┌─ Provided entries

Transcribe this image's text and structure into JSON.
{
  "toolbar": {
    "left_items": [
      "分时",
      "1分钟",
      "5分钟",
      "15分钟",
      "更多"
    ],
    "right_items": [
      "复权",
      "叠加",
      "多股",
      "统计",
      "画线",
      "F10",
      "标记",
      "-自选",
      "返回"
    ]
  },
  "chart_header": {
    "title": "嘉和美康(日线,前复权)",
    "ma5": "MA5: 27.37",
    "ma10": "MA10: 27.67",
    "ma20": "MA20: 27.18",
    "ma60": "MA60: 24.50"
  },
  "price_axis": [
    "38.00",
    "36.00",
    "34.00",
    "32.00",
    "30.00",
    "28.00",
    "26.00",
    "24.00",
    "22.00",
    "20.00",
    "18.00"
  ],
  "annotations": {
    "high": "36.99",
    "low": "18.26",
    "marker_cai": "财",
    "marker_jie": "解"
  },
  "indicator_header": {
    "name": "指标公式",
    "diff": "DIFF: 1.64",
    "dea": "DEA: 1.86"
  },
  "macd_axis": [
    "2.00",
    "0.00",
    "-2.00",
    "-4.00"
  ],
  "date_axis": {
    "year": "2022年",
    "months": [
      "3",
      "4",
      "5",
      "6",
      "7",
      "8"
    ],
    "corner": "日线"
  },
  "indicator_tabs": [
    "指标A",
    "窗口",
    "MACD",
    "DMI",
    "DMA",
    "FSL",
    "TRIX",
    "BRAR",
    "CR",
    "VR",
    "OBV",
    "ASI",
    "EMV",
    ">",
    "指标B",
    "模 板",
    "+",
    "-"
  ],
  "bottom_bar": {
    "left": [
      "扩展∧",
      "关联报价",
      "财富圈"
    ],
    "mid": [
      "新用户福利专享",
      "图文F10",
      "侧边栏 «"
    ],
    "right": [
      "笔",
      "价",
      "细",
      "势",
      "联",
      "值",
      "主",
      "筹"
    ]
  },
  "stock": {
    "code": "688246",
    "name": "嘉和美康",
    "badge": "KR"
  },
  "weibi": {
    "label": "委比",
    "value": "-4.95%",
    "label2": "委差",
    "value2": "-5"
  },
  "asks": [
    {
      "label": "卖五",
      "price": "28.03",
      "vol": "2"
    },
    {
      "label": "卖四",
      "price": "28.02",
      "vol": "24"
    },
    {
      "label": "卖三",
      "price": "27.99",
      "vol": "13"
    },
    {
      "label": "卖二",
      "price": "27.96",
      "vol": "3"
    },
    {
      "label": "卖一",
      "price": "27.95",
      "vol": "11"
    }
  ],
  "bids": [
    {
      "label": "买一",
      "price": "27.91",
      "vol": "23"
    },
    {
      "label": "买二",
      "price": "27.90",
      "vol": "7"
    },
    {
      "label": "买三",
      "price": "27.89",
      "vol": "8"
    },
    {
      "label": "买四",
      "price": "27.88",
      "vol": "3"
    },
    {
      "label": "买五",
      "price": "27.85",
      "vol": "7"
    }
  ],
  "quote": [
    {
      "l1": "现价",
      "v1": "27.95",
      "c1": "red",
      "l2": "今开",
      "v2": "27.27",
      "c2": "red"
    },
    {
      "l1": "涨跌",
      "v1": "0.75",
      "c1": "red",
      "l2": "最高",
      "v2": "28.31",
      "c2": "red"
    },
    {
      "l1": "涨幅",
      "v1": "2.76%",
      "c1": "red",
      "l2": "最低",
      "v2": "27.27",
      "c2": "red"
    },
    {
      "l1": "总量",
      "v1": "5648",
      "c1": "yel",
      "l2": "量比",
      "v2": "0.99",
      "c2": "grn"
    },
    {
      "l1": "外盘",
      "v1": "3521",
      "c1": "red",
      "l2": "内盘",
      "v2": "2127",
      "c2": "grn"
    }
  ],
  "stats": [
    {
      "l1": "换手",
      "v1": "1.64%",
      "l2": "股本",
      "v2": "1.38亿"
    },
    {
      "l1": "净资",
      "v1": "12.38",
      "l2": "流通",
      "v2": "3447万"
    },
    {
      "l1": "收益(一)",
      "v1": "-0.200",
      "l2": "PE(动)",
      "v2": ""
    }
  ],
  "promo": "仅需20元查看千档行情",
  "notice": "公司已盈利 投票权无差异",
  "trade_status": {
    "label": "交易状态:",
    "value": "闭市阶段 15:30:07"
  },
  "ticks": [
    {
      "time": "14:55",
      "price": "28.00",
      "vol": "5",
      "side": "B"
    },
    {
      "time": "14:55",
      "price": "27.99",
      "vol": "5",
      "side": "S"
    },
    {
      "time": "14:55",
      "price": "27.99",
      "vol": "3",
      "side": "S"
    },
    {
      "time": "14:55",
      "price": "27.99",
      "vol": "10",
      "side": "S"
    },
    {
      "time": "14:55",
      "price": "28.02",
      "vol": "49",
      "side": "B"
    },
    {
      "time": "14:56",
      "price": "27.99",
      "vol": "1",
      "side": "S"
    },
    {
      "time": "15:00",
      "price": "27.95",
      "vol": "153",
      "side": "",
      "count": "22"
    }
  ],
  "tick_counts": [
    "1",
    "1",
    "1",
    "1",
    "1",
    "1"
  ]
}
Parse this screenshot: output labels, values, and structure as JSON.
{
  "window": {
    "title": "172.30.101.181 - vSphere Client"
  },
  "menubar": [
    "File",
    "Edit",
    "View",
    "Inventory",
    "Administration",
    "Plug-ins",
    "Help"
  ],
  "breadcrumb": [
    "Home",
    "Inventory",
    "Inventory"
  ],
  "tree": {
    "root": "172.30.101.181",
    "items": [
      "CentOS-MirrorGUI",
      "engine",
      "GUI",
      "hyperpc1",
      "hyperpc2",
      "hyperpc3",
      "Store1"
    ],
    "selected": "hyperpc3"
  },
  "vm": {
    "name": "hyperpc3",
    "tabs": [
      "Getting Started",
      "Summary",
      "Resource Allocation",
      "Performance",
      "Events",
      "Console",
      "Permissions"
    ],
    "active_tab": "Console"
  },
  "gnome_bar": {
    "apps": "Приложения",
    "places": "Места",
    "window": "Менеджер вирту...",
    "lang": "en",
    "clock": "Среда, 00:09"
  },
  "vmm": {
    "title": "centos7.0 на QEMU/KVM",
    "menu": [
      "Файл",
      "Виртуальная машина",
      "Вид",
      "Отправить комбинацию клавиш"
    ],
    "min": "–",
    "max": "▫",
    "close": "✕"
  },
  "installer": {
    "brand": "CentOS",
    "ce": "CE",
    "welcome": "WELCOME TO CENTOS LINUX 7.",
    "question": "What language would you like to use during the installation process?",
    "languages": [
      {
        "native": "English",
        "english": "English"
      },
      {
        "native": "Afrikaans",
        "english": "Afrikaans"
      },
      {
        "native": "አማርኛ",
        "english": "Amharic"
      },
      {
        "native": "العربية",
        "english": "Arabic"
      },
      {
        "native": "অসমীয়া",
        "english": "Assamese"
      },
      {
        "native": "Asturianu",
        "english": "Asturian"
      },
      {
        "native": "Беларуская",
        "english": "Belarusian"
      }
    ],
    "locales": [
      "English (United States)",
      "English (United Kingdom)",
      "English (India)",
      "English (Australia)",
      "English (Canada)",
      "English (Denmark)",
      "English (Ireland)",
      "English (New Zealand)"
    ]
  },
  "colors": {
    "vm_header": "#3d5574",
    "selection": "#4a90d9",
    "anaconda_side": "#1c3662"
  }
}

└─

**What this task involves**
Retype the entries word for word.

**Your solution**
Transcribe this image's text and structure into JSON.
{
  "toolbar": {
    "left_items": [
      "分时",
      "1分钟",
      "5分钟",
      "15分钟",
      "更多"
    ],
    "right_items": [
      "复权",
      "叠加",
      "多股",
      "统计",
      "画线",
      "F10",
      "标记",
      "-自选",
      "返回"
    ]
  },
  "chart_header": {
    "title": "嘉和美康(日线,前复权)",
    "ma5": "MA5: 27.37",
    "ma10": "MA10: 27.67",
    "ma20": "MA20: 27.18",
    "ma60": "MA60: 24.50"
  },
  "price_axis": [
    "38.00",
    "36.00",
    "34.00",
    "32.00",
    "30.00",
    "28.00",
    "26.00",
    "24.00",
    "22.00",
    "20.00",
    "18.00"
  ],
  "annotations": {
    "high": "36.99",
    "low": "18.26",
    "marker_cai": "财",
    "marker_jie": "解"
  },
  "indicator_header": {
    "name": "指标公式",
    "diff": "DIFF: 1.64",
    "dea": "DEA: 1.86"
  },
  "macd_axis": [
    "2.00",
    "0.00",
    "-2.00",
    "-4.00"
  ],
  "date_axis": {
    "year": "2022年",
    "months": [
      "3",
      "4",
      "5",
      "6",
      "7",
      "8"
    ],
    "corner": "日线"
  },
  "indicator_tabs": [
    "指标A",
    "窗口",
    "MACD",
    "DMI",
    "DMA",
    "FSL",
    "TRIX",
    "BRAR",
    "CR",
    "VR",
    "OBV",
    "ASI",
    "EMV",
    ">",
    "指标B",
    "模 板",
    "+",
    "-"
  ],
  "bottom_bar": {
    "left": [
      "扩展∧",
      "关联报价",
      "财富圈"
    ],
    "mid": [
      "新用户福利专享",
      "图文F10",
      "侧边栏 «"
    ],
    "right": [
      "笔",
      "价",
      "细",
      "势",
      "联",
      "值",
      "主",
      "筹"
    ]
  },
  "stock": {
    "code": "688246",
    "name": "嘉和美康",
    "badge": "KR"
  },
  "weibi": {
    "label": "委比",
    "value": "-4.95%",
    "label2": "委差",
    "value2": "-5"
  },
  "asks": [
    {
      "label": "卖五",
      "price": "28.03",
      "vol": "2"
    },
    {
      "label": "卖四",
      "price": "28.02",
      "vol": "24"
    },
    {
      "label": "卖三",
      "price": "27.99",
      "vol": "13"
    },
    {
      "label": "卖二",
      "price": "27.96",
      "vol": "3"
    },
    {
      "label": "卖一",
      "price": "27.95",
      "vol": "11"
    }
  ],
  "bids": [
    {
      "label": "买一",
      "price": "27.91",
      "vol": "23"
    },
    {
      "label": "买二",
      "price": "27.90",
      "vol": "7"
    },
    {
      "label": "买三",
      "price": "27.89",
      "vol": "8"
    },
    {
      "label": "买四",
      "price": "27.88",
      "vol": "3"
    },
    {
      "label": "买五",
      "price": "27.85",
      "vol": "7"
    }
  ],
  "quote": [
    {
      "l1": "现价",
      "v1": "27.95",
      "c1": "red",
      "l2": "今开",
      "v2": "27.27",
      "c2": "red"
    },
    {
      "l1": "涨跌",
      "v1": "0.75",
      "c1": "red",
      "l2": "最高",
      "v2": "28.31",
      "c2": "red"
    },
    {
      "l1": "涨幅",
      "v1": "2.76%",
      "c1": "red",
      "l2": "最低",
      "v2": "27.27",
      "c2": "red"
    },
    {
      "l1": "总量",
      "v1": "5648",
      "c1": "yel",
      "l2": "量比",
      "v2": "0.99",
      "c2": "grn"
    },
    {
      "l1": "外盘",
      "v1": "3521",
      "c1": "red",
      "l2": "内盘",
      "v2": "2127",
      "c2": "grn"
    }
  ],
  "stats": [
    {
      "l1": "换手",
      "v1": "1.64%",
      "l2": "股本",
      "v2": "1.38亿"
    },
    {
      "l1": "净资",
      "v1": "12.38",
      "l2": "流通",
      "v2": "3447万"
    },
    {
      "l1": "收益(一)",
      "v1": "-0.200",
      "l2": "PE(动)",
      "v2": ""
    }
  ],
  "promo": "仅需20元查看千档行情",
  "notice": "公司已盈利 投票权无差异",
  "trade_status": {
    "label": "交易状态:",
    "value": "闭市阶段 15:30:07"
  },
  "ticks": [
    {
      "time": "14:55",
      "price": "28.00",
      "vol": "5",
      "side": "B"
    },
    {
      "time": "14:55",
      "price": "27.99",
      "vol": "5",
      "side": "S"
    },
    {
      "time": "14:55",
      "price": "27.99",
      "vol": "3",
      "side": "S"
    },
    {
      "time": "14:55",
      "price": "27.99",
      "vol": "10",
      "side": "S"
    },
    {
      "time": "14:55",
      "price": "28.02",
      "vol": "49",
      "side": "B"
    },
    {
      "time": "14:56",
      "price": "27.99",
      "vol": "1",
      "side": "S"
    },
    {
      "time": "15:00",
      "price": "27.95",
      "vol": "153",
      "side": "",
      "count": "22"
    }
  ],
  "tick_counts": [
    "1",
    "1",
    "1",
    "1",
    "1",
    "1"
  ]
}
Parse this screenshot: output labels, values, and structure as JSON.
{
  "window": {
    "title": "172.30.101.181 - vSphere Client"
  },
  "menubar": [
    "File",
    "Edit",
    "View",
    "Inventory",
    "Administration",
    "Plug-ins",
    "Help"
  ],
  "breadcrumb": [
    "Home",
    "Inventory",
    "Inventory"
  ],
  "tree": {
    "root": "172.30.101.181",
    "items": [
      "CentOS-MirrorGUI",
      "engine",
      "GUI",
      "hyperpc1",
      "hyperpc2",
      "hyperpc3",
      "Store1"
    ],
    "selected": "hyperpc3"
  },
  "vm": {
    "name": "hyperpc3",
    "tabs": [
      "Getting Started",
      "Summary",
      "Resource Allocation",
      "Performance",
      "Events",
      "Console",
      "Permissions"
    ],
    "active_tab": "Console"
  },
  "gnome_bar": {
    "apps": "Приложения",
    "places": "Места",
    "window": "Менеджер вирту...",
    "lang": "en",
    "clock": "Среда, 00:09"
  },
  "vmm": {
    "title": "centos7.0 на QEMU/KVM",
    "menu": [
      "Файл",
      "Виртуальная машина",
      "Вид",
      "Отправить комбинацию клавиш"
    ],
    "min": "–",
    "max": "▫",
    "close": "✕"
  },
  "installer": {
    "brand": "CentOS",
    "ce": "CE",
    "welcome": "WELCOME TO CENTOS LINUX 7.",
    "question": "What language would you like to use during the installation process?",
    "languages": [
      {
        "native": "English",
        "english": "English"
      },
      {
        "native": "Afrikaans",
        "english": "Afrikaans"
      },
      {
        "native": "አማርኛ",
        "english": "Amharic"
      },
      {
        "native": "العربية",
        "english": "Arabic"
      },
      {
        "native": "অসমীয়া",
        "english": "Assamese"
      },
      {
        "native": "Asturianu",
        "english": "Asturian"
      },
      {
        "native": "Беларуская",
        "english": "Belarusian"
      }
    ],
    "locales": [
      "English (United States)",
      "English (United Kingdom)",
      "English (India)",
      "English (Australia)",
      "English (Canada)",
      "English (Denmark)",
      "English (Ireland)",
      "English (New Zealand)"
    ]
  },
  "colors": {
    "vm_header": "#3d5574",
    "selection": "#4a90d9",
    "anaconda_side": "#1c3662"
  }
}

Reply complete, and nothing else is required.